INPUT RECORDS>
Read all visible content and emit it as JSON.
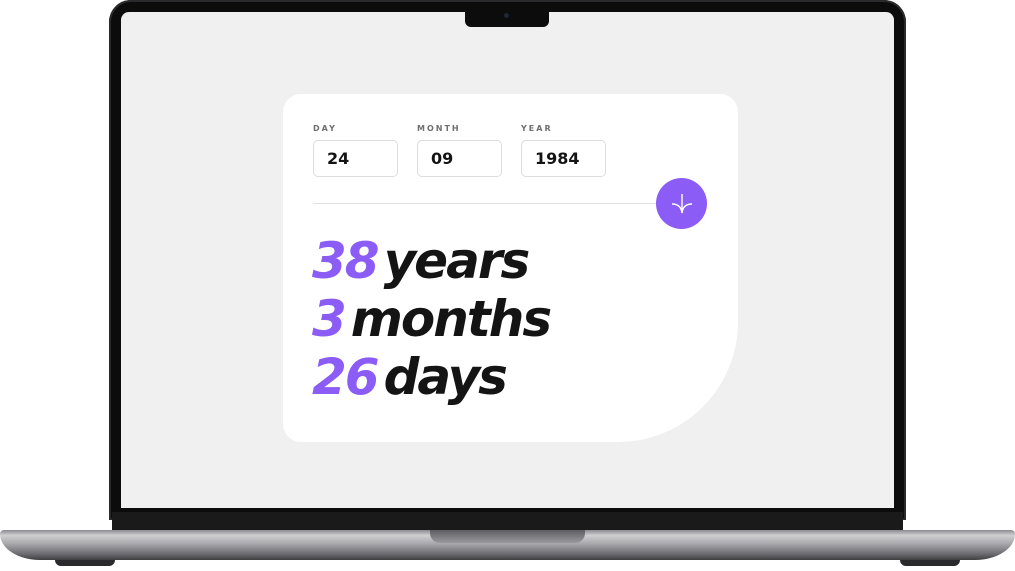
{
  "form": {
    "day": {
      "label": "DAY",
      "value": "24"
    },
    "month": {
      "label": "MONTH",
      "value": "09"
    },
    "year": {
      "label": "YEAR",
      "value": "1984"
    }
  },
  "submit": {
    "icon": "arrow-down-icon"
  },
  "results": {
    "years": {
      "value": "38",
      "unit": "years"
    },
    "months": {
      "value": "3",
      "unit": "months"
    },
    "days": {
      "value": "26",
      "unit": "days"
    }
  },
  "colors": {
    "accent": "#8b5cf6",
    "text": "#141414",
    "screen_bg": "#f0f0f0",
    "card_bg": "#ffffff"
  }
}
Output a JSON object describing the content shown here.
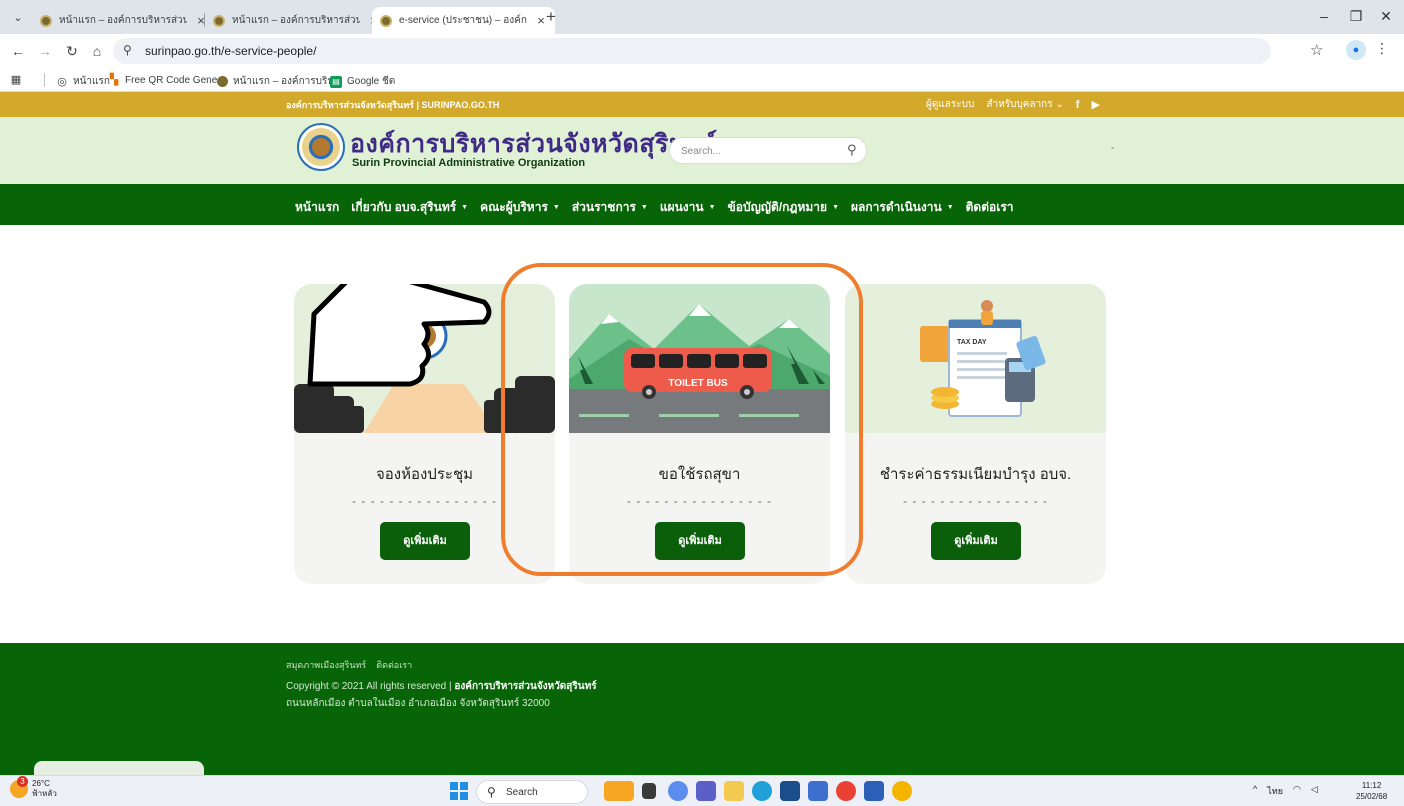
{
  "browser": {
    "tabs": [
      {
        "title": "หน้าแรก – องค์การบริหารส่วนจังหวัด",
        "active": false
      },
      {
        "title": "หน้าแรก – องค์การบริหารส่วนจังหวัด",
        "active": false
      },
      {
        "title": "e-service (ประชาชน) – องค์การบริห",
        "active": true
      }
    ],
    "url": "surinpao.go.th/e-service-people/",
    "bookmarks": [
      {
        "label": "หน้าแรก"
      },
      {
        "label": "Free QR Code Gene..."
      },
      {
        "label": "หน้าแรก – องค์การบริห..."
      },
      {
        "label": "Google ชีต"
      }
    ]
  },
  "site": {
    "topbar_left": "องค์การบริหารส่วนจังหวัดสุรินทร์ | SURINPAO.GO.TH",
    "topbar_links": [
      "ผู้ดูแลระบบ",
      "สำหรับบุคลากร"
    ],
    "logo_th": "องค์การบริหารส่วนจังหวัดสุรินทร์",
    "logo_en": "Surin Provincial Administrative Organization",
    "search_placeholder": "Search...",
    "header_dash": "-",
    "nav": [
      {
        "label": "หน้าแรก",
        "has_caret": false
      },
      {
        "label": "เกี่ยวกับ อบจ.สุรินทร์",
        "has_caret": true
      },
      {
        "label": "คณะผู้บริหาร",
        "has_caret": true
      },
      {
        "label": "ส่วนราชการ",
        "has_caret": true
      },
      {
        "label": "แผนงาน",
        "has_caret": true
      },
      {
        "label": "ข้อบัญญัติ/กฎหมาย",
        "has_caret": true
      },
      {
        "label": "ผลการดำเนินงาน",
        "has_caret": true
      },
      {
        "label": "ติดต่อเรา",
        "has_caret": false
      }
    ],
    "cards": [
      {
        "title": "จองห้องประชุม",
        "dashes": "- - - - - - - - - - - - - - - -",
        "button": "ดูเพิ่มเติม"
      },
      {
        "title": "ขอใช้รถสุขา",
        "dashes": "- - - - - - - - - - - - - - - -",
        "button": "ดูเพิ่มเติม",
        "image_text": "TOILET BUS",
        "highlighted": true
      },
      {
        "title": "ชำระค่าธรรมเนียมบำรุง อบจ.",
        "dashes": "- - - - - - - - - - - - - - - -",
        "button": "ดูเพิ่มเติม",
        "image_text": "TAX DAY"
      }
    ],
    "footer": {
      "links": [
        "สมุดภาพเมืองสุรินทร์",
        "ติดต่อเรา"
      ],
      "copyright": "Copyright © 2021 All rights reserved |",
      "copyright_org": "องค์การบริหารส่วนจังหวัดสุรินทร์",
      "address": "ถนนหลักเมือง ตำบลในเมือง อำเภอเมือง จังหวัดสุรินทร์ 32000"
    }
  },
  "taskbar": {
    "weather_temp": "26°C",
    "weather_desc": "ฟ้าหลัว",
    "weather_badge": "3",
    "search_label": "Search",
    "tray_lang": "ไทย",
    "time": "11:12",
    "date": "25/02/68"
  },
  "colors": {
    "topbar": "#d3a92b",
    "header": "#e0f1d6",
    "nav": "#086507",
    "button": "#0b5f0b",
    "highlight": "#f07d2e"
  }
}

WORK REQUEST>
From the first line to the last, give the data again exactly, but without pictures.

YOUR SOLUTION>
Read all visible content and emit it as JSON.
{
  "form": {
    "day": {
      "label": "DAY",
      "value": "24"
    },
    "month": {
      "label": "MONTH",
      "value": "09"
    },
    "year": {
      "label": "YEAR",
      "value": "1984"
    }
  },
  "submit": {
    "icon": "arrow-down-icon"
  },
  "results": {
    "years": {
      "value": "38",
      "unit": "years"
    },
    "months": {
      "value": "3",
      "unit": "months"
    },
    "days": {
      "value": "26",
      "unit": "days"
    }
  },
  "colors": {
    "accent": "#8b5cf6",
    "text": "#141414",
    "screen_bg": "#f0f0f0",
    "card_bg": "#ffffff"
  }
}
Output a JSON object describing the content shown here.
{
  "browser": {
    "tabs": [
      {
        "title": "หน้าแรก – องค์การบริหารส่วนจังหวัด",
        "active": false
      },
      {
        "title": "หน้าแรก – องค์การบริหารส่วนจังหวัด",
        "active": false
      },
      {
        "title": "e-service (ประชาชน) – องค์การบริห",
        "active": true
      }
    ],
    "url": "surinpao.go.th/e-service-people/",
    "bookmarks": [
      {
        "label": "หน้าแรก"
      },
      {
        "label": "Free QR Code Gene..."
      },
      {
        "label": "หน้าแรก – องค์การบริห..."
      },
      {
        "label": "Google ชีต"
      }
    ]
  },
  "site": {
    "topbar_left": "องค์การบริหารส่วนจังหวัดสุรินทร์ | SURINPAO.GO.TH",
    "topbar_links": [
      "ผู้ดูแลระบบ",
      "สำหรับบุคลากร"
    ],
    "logo_th": "องค์การบริหารส่วนจังหวัดสุรินทร์",
    "logo_en": "Surin Provincial Administrative Organization",
    "search_placeholder": "Search...",
    "header_dash": "-",
    "nav": [
      {
        "label": "หน้าแรก",
        "has_caret": false
      },
      {
        "label": "เกี่ยวกับ อบจ.สุรินทร์",
        "has_caret": true
      },
      {
        "label": "คณะผู้บริหาร",
        "has_caret": true
      },
      {
        "label": "ส่วนราชการ",
        "has_caret": true
      },
      {
        "label": "แผนงาน",
        "has_caret": true
      },
      {
        "label": "ข้อบัญญัติ/กฎหมาย",
        "has_caret": true
      },
      {
        "label": "ผลการดำเนินงาน",
        "has_caret": true
      },
      {
        "label": "ติดต่อเรา",
        "has_caret": false
      }
    ],
    "cards": [
      {
        "title": "จองห้องประชุม",
        "dashes": "- - - - - - - - - - - - - - - -",
        "button": "ดูเพิ่มเติม"
      },
      {
        "title": "ขอใช้รถสุขา",
        "dashes": "- - - - - - - - - - - - - - - -",
        "button": "ดูเพิ่มเติม",
        "image_text": "TOILET BUS",
        "highlighted": true
      },
      {
        "title": "ชำระค่าธรรมเนียมบำรุง อบจ.",
        "dashes": "- - - - - - - - - - - - - - - -",
        "button": "ดูเพิ่มเติม",
        "image_text": "TAX DAY"
      }
    ],
    "footer": {
      "links": [
        "สมุดภาพเมืองสุรินทร์",
        "ติดต่อเรา"
      ],
      "copyright": "Copyright © 2021 All rights reserved |",
      "copyright_org": "องค์การบริหารส่วนจังหวัดสุรินทร์",
      "address": "ถนนหลักเมือง ตำบลในเมือง อำเภอเมือง จังหวัดสุรินทร์ 32000"
    }
  },
  "taskbar": {
    "weather_temp": "26°C",
    "weather_desc": "ฟ้าหลัว",
    "weather_badge": "3",
    "search_label": "Search",
    "tray_lang": "ไทย",
    "time": "11:12",
    "date": "25/02/68"
  },
  "colors": {
    "topbar": "#d3a92b",
    "header": "#e0f1d6",
    "nav": "#086507",
    "button": "#0b5f0b",
    "highlight": "#f07d2e"
  }
}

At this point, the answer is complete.